Sitting at a Lower Marsh café table, Robert Vaughan speaks softly and hesitantly. ‘The good thing about being Wolfgang Moneypenny,’ he says, fidgeting with a coffee cup, ‘is that it lets me express myself politically.’ Then he stands up, a ginormous black codpiece springs from under the table and a gaggle of city girls explode in uproarious hooting. ‘I like to think I’m broadening minds under the guise of stupidity,’ Vaughan mumbles, ramming a pirate hat onto his head.
‘Cooooool costume,’ whoops a passing child as Vaughan – sorry, Moneypenny – steps onto the street. ‘Thank you, but it’s more of a uniform,’ he quips – now in an assertive baritone – as he heads towards the South Bank. The plan is to encourage its tourist shops to stock ‘south London-specific’ postcards featuring images including Stockwell Bus Garage, the Catford Cat and a fried chicken meal. He says that this side of the Thames ‘has been colonised by the opulent, flatulent, capitalist hub’ of central London.
Moneypenny strides into a shop. The counter jockey clocks his outfit and starts like he’s been awakened mid-nap. ‘Hello, I notice you don’t stock any South London-specific postcards,’ asserts Moneypenny. He thrusts forward his stock. ‘Can I interest you in these?’ ‘Manager not in. Tomorrow,’ comes the response. ‘Very well. Tell him a representative of the Revolutionary South London Tourist Board called,’ he replies, as the clerk’s forehead attempts to knit his eyebrows into a scarf. Outside, he fills the postcard racks with cards anyway. As he does at every other shop, despite exclusive deals with a company called Kardorama. ‘Oops. I forgot about capitalism destroying independents,’ he chuckles.
Outside the London Eye, he leaps onto a bollard, pulls out a megaphone, yells ‘GREETINGS FROM SOUTH LONDON!’ and tries to sell direct to tourists. Until security ask him for a work permit. ‘It’s not work, it’s a revolutionary ethic,’ comes the retort.
Previously he’s held a ‘one-man independence for south London protest’ on London Bridge.
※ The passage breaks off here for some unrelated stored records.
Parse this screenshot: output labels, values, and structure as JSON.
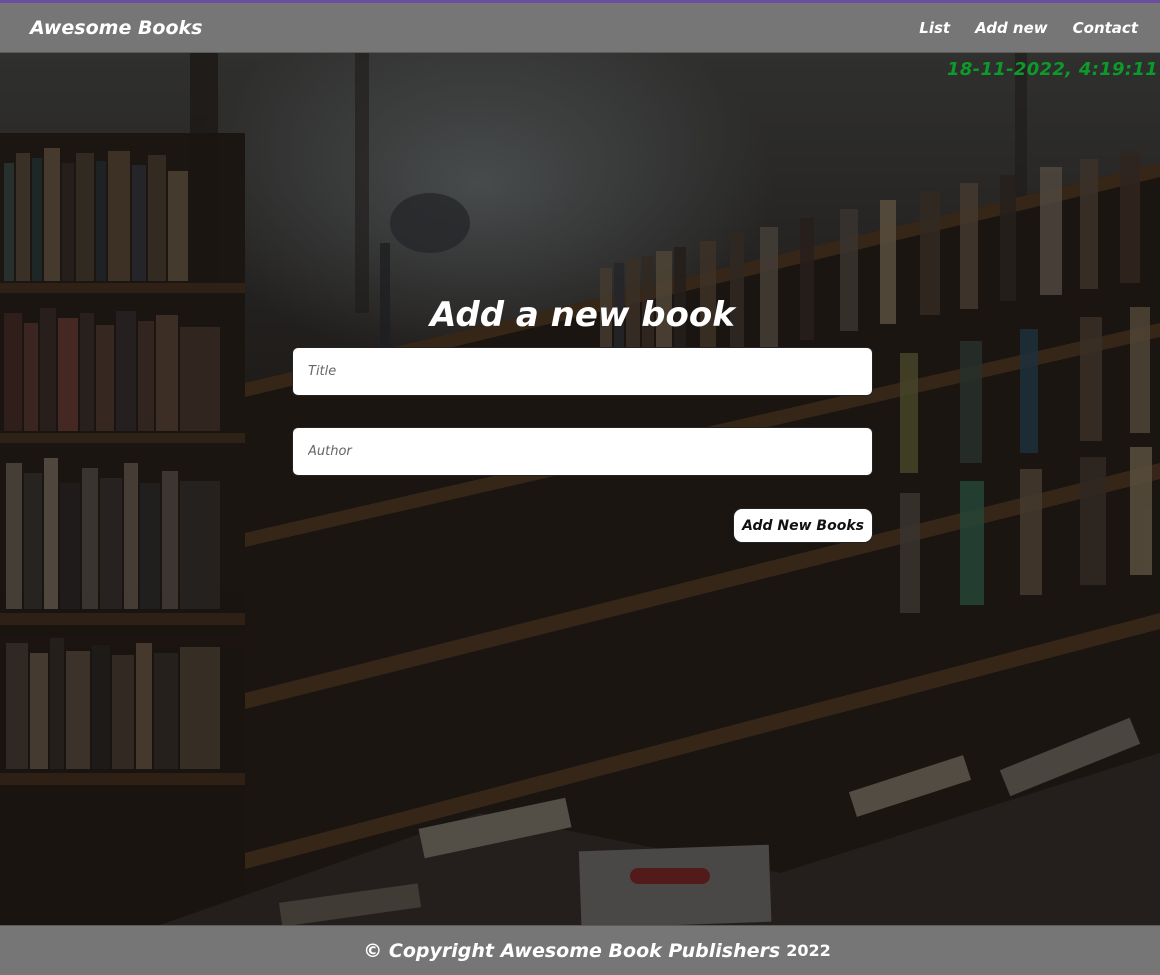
{
  "navbar": {
    "brand": "Awesome Books",
    "links": [
      {
        "label": "List"
      },
      {
        "label": "Add new"
      },
      {
        "label": "Contact"
      }
    ]
  },
  "datetime": "18-11-2022, 4:19:11",
  "form": {
    "heading": "Add a new book",
    "title_placeholder": "Title",
    "author_placeholder": "Author",
    "submit_label": "Add New Books"
  },
  "footer": {
    "text": "© Copyright Awesome Book Publishers",
    "year": "2022"
  },
  "colors": {
    "navbar_bg": "#767676",
    "accent_bar": "#6b4ea0",
    "datetime": "#0c9a2a",
    "text": "#ffffff"
  }
}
He’s led art appreciation tours of the Elephant and Castle subways (‘which most people think of as some sort of demonic slaughterhouse’). And he’s hijacked a Lib Dem press opportunity by posing for photos and giving pro-independence interviews to the assembled press (‘They weren’t sure if it was real or not’). Future plans include reversing the gentrification of south London by encouraging people to ‘publicly rub custard into their genitals’. The general reaction to his events: ‘Bemusement, largely.’
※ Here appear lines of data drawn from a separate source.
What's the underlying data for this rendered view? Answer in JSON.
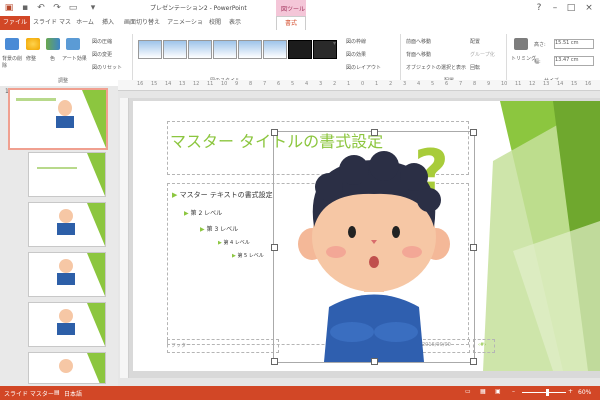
{
  "titlebar": {
    "title": "プレゼンテーション2 - PowerPoint",
    "context_tab": "図ツール"
  },
  "tabs": [
    "ファイル",
    "スライド マスター",
    "ホーム",
    "挿入",
    "画面切り替え",
    "アニメーション",
    "校閲",
    "表示",
    "書式"
  ],
  "ribbon": {
    "adjust_labels": [
      "背景の削除",
      "修整",
      "色",
      "アート効果"
    ],
    "adjust_small": [
      "図の圧縮",
      "図の変更",
      "図のリセット"
    ],
    "adjust_group": "調整",
    "styles_group": "図のスタイル",
    "style_options": [
      "図の枠線",
      "図の効果",
      "図のレイアウト"
    ],
    "arrange_items": [
      "前面へ移動",
      "背面へ移動",
      "オブジェクトの選択と表示",
      "配置",
      "グループ化",
      "回転"
    ],
    "arrange_group": "配置",
    "trim_label": "トリミング",
    "height_label": "高さ:",
    "height_value": "15.51 cm",
    "width_label": "幅:",
    "width_value": "13.47 cm",
    "size_group": "サイズ"
  },
  "ruler": {
    "ticks": [
      "16",
      "15",
      "14",
      "13",
      "12",
      "11",
      "10",
      "9",
      "8",
      "7",
      "6",
      "5",
      "4",
      "3",
      "2",
      "1",
      "0",
      "1",
      "2",
      "3",
      "4",
      "5",
      "6",
      "7",
      "8",
      "9",
      "10",
      "11",
      "12",
      "13",
      "14",
      "15",
      "16"
    ]
  },
  "leftpane": {
    "slide_number": "1"
  },
  "slide": {
    "title": "マスター タイトルの書式設定",
    "bullets": [
      {
        "level": 1,
        "text": "マスター テキストの書式設定"
      },
      {
        "level": 2,
        "text": "第 2 レベル"
      },
      {
        "level": 3,
        "text": "第 3 レベル"
      },
      {
        "level": 4,
        "text": "第 4 レベル"
      },
      {
        "level": 5,
        "text": "第 5 レベル"
      }
    ],
    "footer": "フッター",
    "date": "2016/00/00",
    "page_marker": "‹#›"
  },
  "status": {
    "view": "スライド マスター",
    "language": "日本語",
    "zoom": "60%"
  },
  "colors": {
    "accent": "#d24726",
    "green": "#8cc63f",
    "title_green": "#8cc63f"
  }
}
Not so further from the Thames, though. In Elephant and Castle, he starts offering free postcards in exchange for a pledge of allegiance to the south. And it works. ‘I am leeeveeng in south London. How I no like it?’ beams a market trader from amongst his racks of shonky padded jackets. An old woman pauses by a stand of knock-off aviators to insist on three cards. And a Greenwich resident by the tube station even agrees on the need for ‘independent city status’ (if not the argument for a ‘barrier and passport system’). Job done. But, erm, what’s the result? A softer voice emerges as Moneypenny becomes Vaughan . ‘Hopefully I’ve made people like Elephant a little bit more.’ He pauses. ‘But ironically, I’ve probably speeded up the gentrification too.’ Alexi Duggins